● Supplied data

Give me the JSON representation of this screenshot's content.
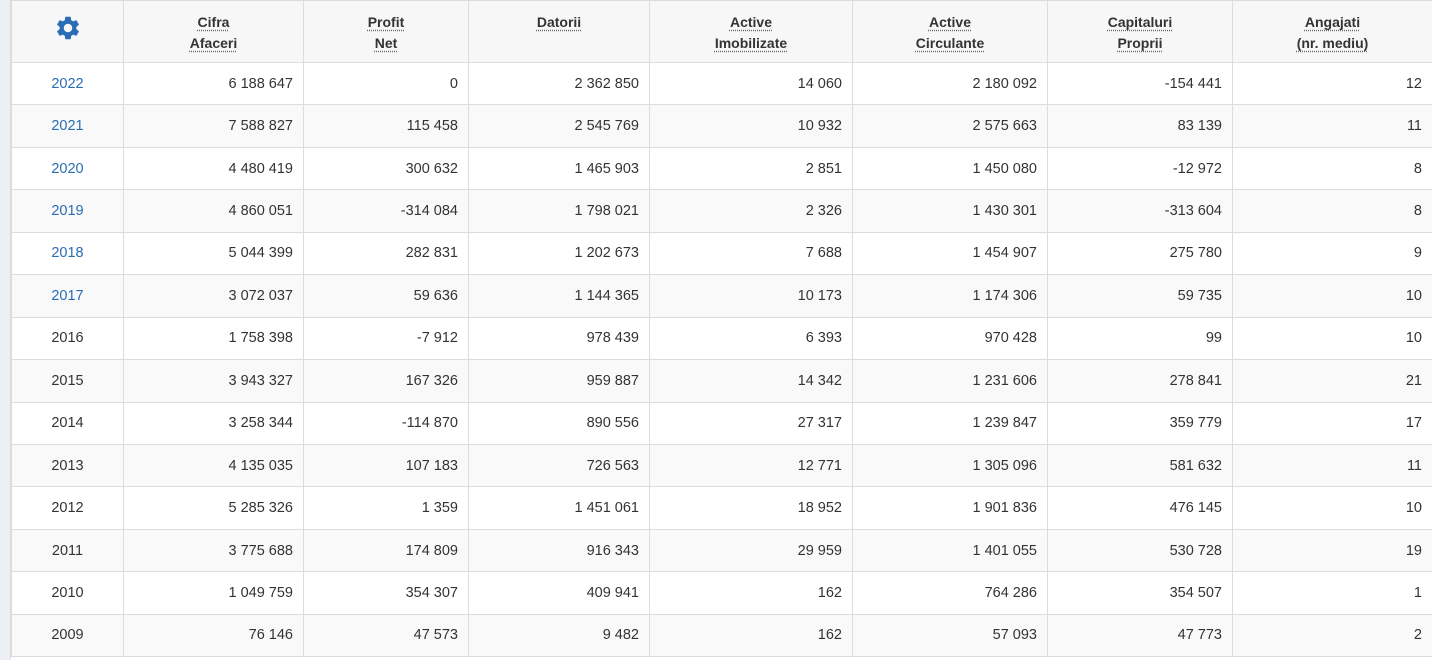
{
  "table": {
    "settings_icon": "gear-icon",
    "columns": [
      {
        "line1": "Cifra",
        "line2": "Afaceri"
      },
      {
        "line1": "Profit",
        "line2": "Net"
      },
      {
        "line1": "Datorii",
        "line2": ""
      },
      {
        "line1": "Active",
        "line2": "Imobilizate"
      },
      {
        "line1": "Active",
        "line2": "Circulante"
      },
      {
        "line1": "Capitaluri",
        "line2": "Proprii"
      },
      {
        "line1": "Angajati",
        "line2": "(nr. mediu)"
      }
    ],
    "rows": [
      {
        "year": "2022",
        "link": true,
        "values": [
          "6 188 647",
          "0",
          "2 362 850",
          "14 060",
          "2 180 092",
          "-154 441",
          "12"
        ]
      },
      {
        "year": "2021",
        "link": true,
        "values": [
          "7 588 827",
          "115 458",
          "2 545 769",
          "10 932",
          "2 575 663",
          "83 139",
          "11"
        ]
      },
      {
        "year": "2020",
        "link": true,
        "values": [
          "4 480 419",
          "300 632",
          "1 465 903",
          "2 851",
          "1 450 080",
          "-12 972",
          "8"
        ]
      },
      {
        "year": "2019",
        "link": true,
        "values": [
          "4 860 051",
          "-314 084",
          "1 798 021",
          "2 326",
          "1 430 301",
          "-313 604",
          "8"
        ]
      },
      {
        "year": "2018",
        "link": true,
        "values": [
          "5 044 399",
          "282 831",
          "1 202 673",
          "7 688",
          "1 454 907",
          "275 780",
          "9"
        ]
      },
      {
        "year": "2017",
        "link": true,
        "values": [
          "3 072 037",
          "59 636",
          "1 144 365",
          "10 173",
          "1 174 306",
          "59 735",
          "10"
        ]
      },
      {
        "year": "2016",
        "link": false,
        "values": [
          "1 758 398",
          "-7 912",
          "978 439",
          "6 393",
          "970 428",
          "99",
          "10"
        ]
      },
      {
        "year": "2015",
        "link": false,
        "values": [
          "3 943 327",
          "167 326",
          "959 887",
          "14 342",
          "1 231 606",
          "278 841",
          "21"
        ]
      },
      {
        "year": "2014",
        "link": false,
        "values": [
          "3 258 344",
          "-114 870",
          "890 556",
          "27 317",
          "1 239 847",
          "359 779",
          "17"
        ]
      },
      {
        "year": "2013",
        "link": false,
        "values": [
          "4 135 035",
          "107 183",
          "726 563",
          "12 771",
          "1 305 096",
          "581 632",
          "11"
        ]
      },
      {
        "year": "2012",
        "link": false,
        "values": [
          "5 285 326",
          "1 359",
          "1 451 061",
          "18 952",
          "1 901 836",
          "476 145",
          "10"
        ]
      },
      {
        "year": "2011",
        "link": false,
        "values": [
          "3 775 688",
          "174 809",
          "916 343",
          "29 959",
          "1 401 055",
          "530 728",
          "19"
        ]
      },
      {
        "year": "2010",
        "link": false,
        "values": [
          "1 049 759",
          "354 307",
          "409 941",
          "162",
          "764 286",
          "354 507",
          "1"
        ]
      },
      {
        "year": "2009",
        "link": false,
        "values": [
          "76 146",
          "47 573",
          "9 482",
          "162",
          "57 093",
          "47 773",
          "2"
        ]
      }
    ]
  },
  "colors": {
    "link": "#2a6db5",
    "gear": "#2a6db5",
    "header_bg": "#f7f7f7",
    "border": "#dcdcdc"
  }
}
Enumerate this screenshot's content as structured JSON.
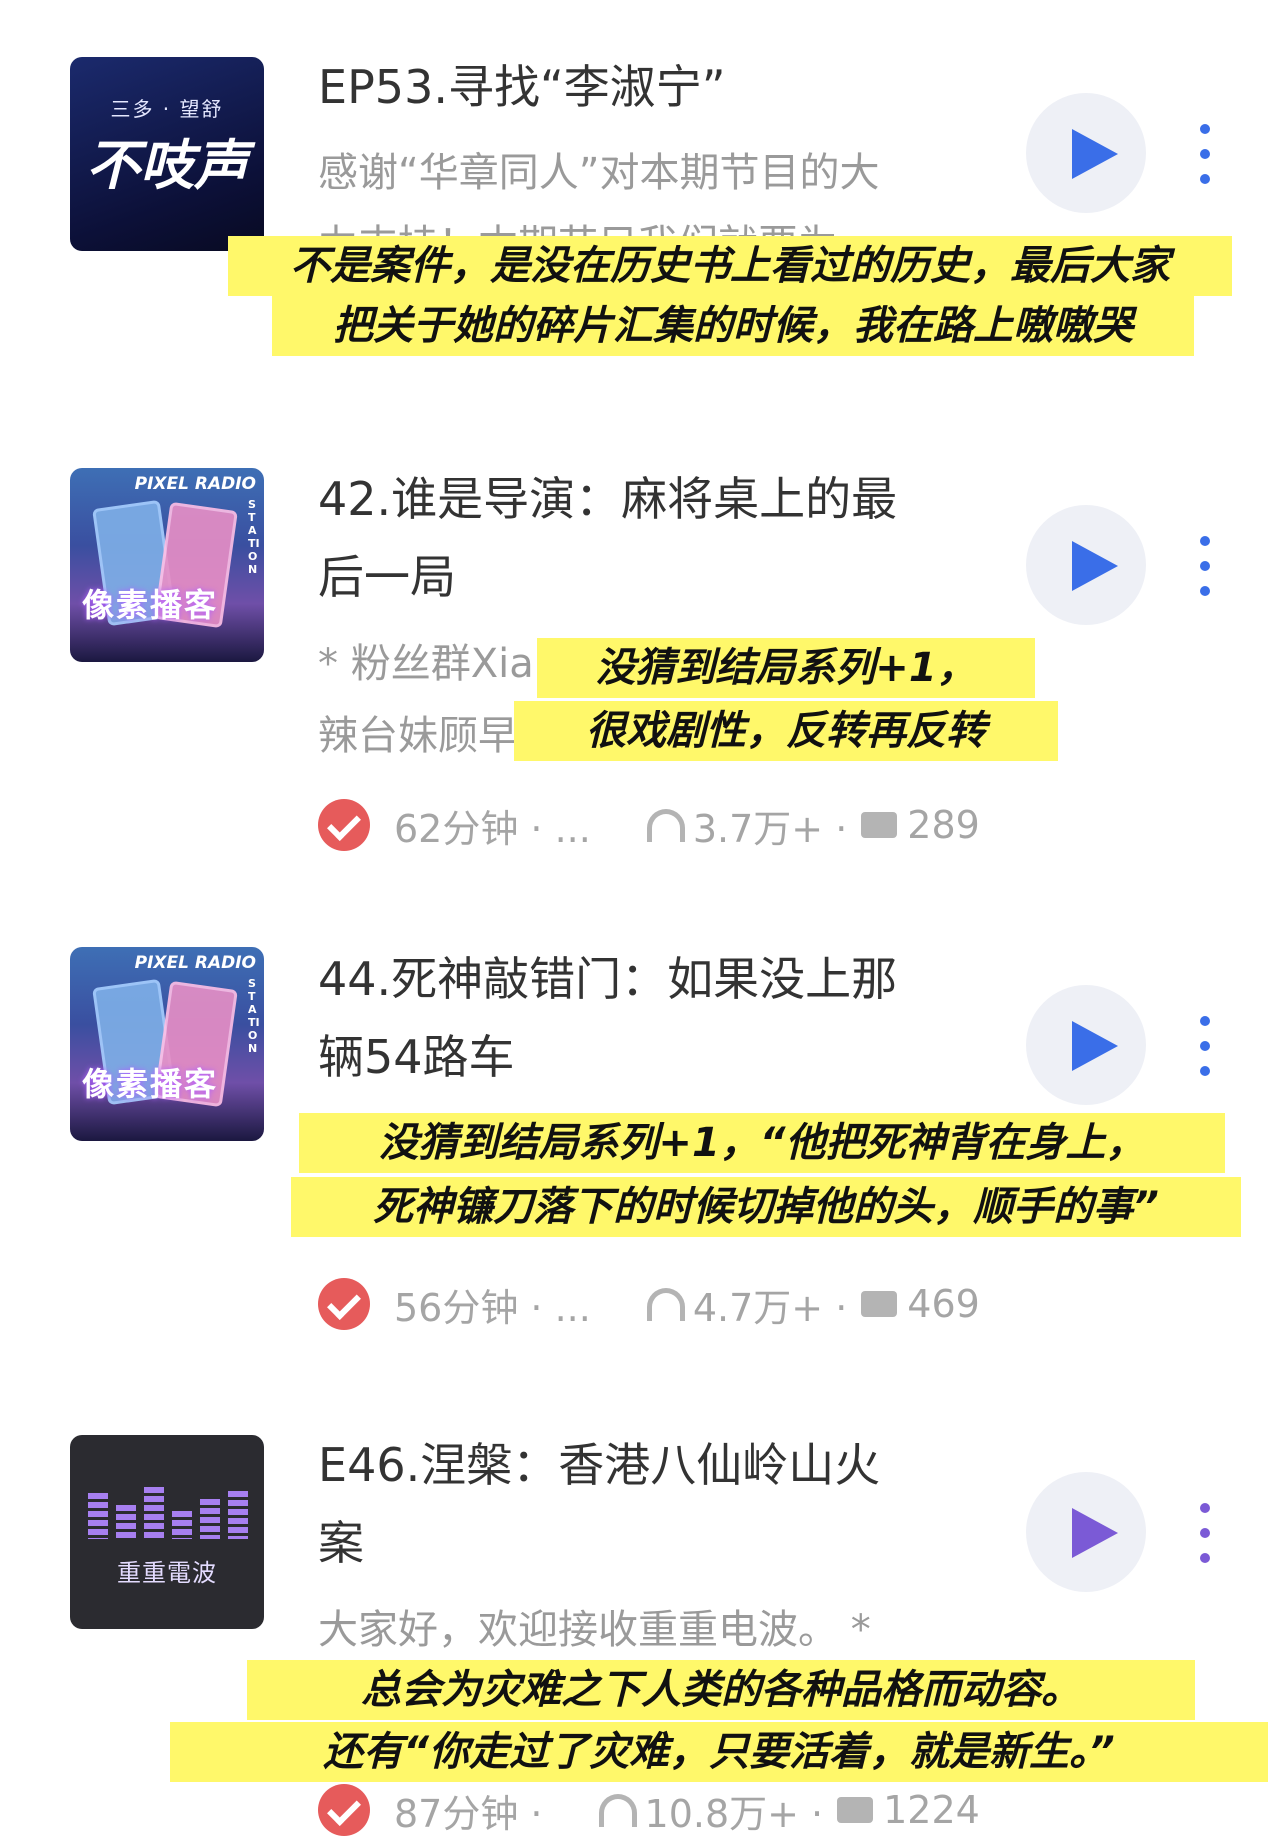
{
  "episodes": [
    {
      "cover": {
        "line1": "三多 · 望舒",
        "line2": "不吱声"
      },
      "title_lines": [
        "EP53.寻找“李淑宁”"
      ],
      "desc_lines": [
        "感谢“华章同人”对本期节目的大",
        "力支持！本期节目我们就要为"
      ],
      "annotation_lines": [
        "不是案件，是没在历史书上看过的历史，最后大家",
        "把关于她的碎片汇集的时候，我在路上嗷嗷哭"
      ],
      "play_color": "#3a6ee8"
    },
    {
      "cover": {
        "header": "PIXEL RADIO",
        "side": "STATION",
        "label": "像素播客"
      },
      "title_lines": [
        "42.谁是导演：麻将桌上的最",
        "后一局"
      ],
      "desc_lines": [
        "* 粉丝群Xia",
        "辣台妹顾早"
      ],
      "annotation_lines": [
        "没猜到结局系列+1，",
        "很戏剧性，反转再反转"
      ],
      "meta": {
        "duration": "62分钟 · ...",
        "plays": "3.7万+ ·",
        "comments": "289"
      },
      "play_color": "#3a6ee8"
    },
    {
      "cover": {
        "header": "PIXEL RADIO",
        "side": "STATION",
        "label": "像素播客"
      },
      "title_lines": [
        "44.死神敲错门：如果没上那",
        "辆54路车"
      ],
      "annotation_lines": [
        "没猜到结局系列+1，“他把死神背在身上，",
        "死神镰刀落下的时候切掉他的头，顺手的事”"
      ],
      "meta": {
        "duration": "56分钟 · ...",
        "plays": "4.7万+ ·",
        "comments": "469"
      },
      "play_color": "#3a6ee8"
    },
    {
      "cover": {
        "label": "重重電波"
      },
      "title_lines": [
        "E46.涅槃：香港八仙岭山火",
        "案"
      ],
      "desc_lines": [
        "大家好，欢迎接收重重电波。 *"
      ],
      "annotation_lines": [
        "总会为灾难之下人类的各种品格而动容。",
        "还有“你走过了灾难，只要活着，就是新生。”"
      ],
      "meta": {
        "duration": "87分钟 ·",
        "plays": "10.8万+ ·",
        "comments": "1224"
      },
      "play_color": "#7b5ad6"
    }
  ]
}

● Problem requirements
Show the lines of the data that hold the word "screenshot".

● Written reply
Give me the JSON representation of this screenshot's content.
Enumerate this screenshot's content as structured JSON.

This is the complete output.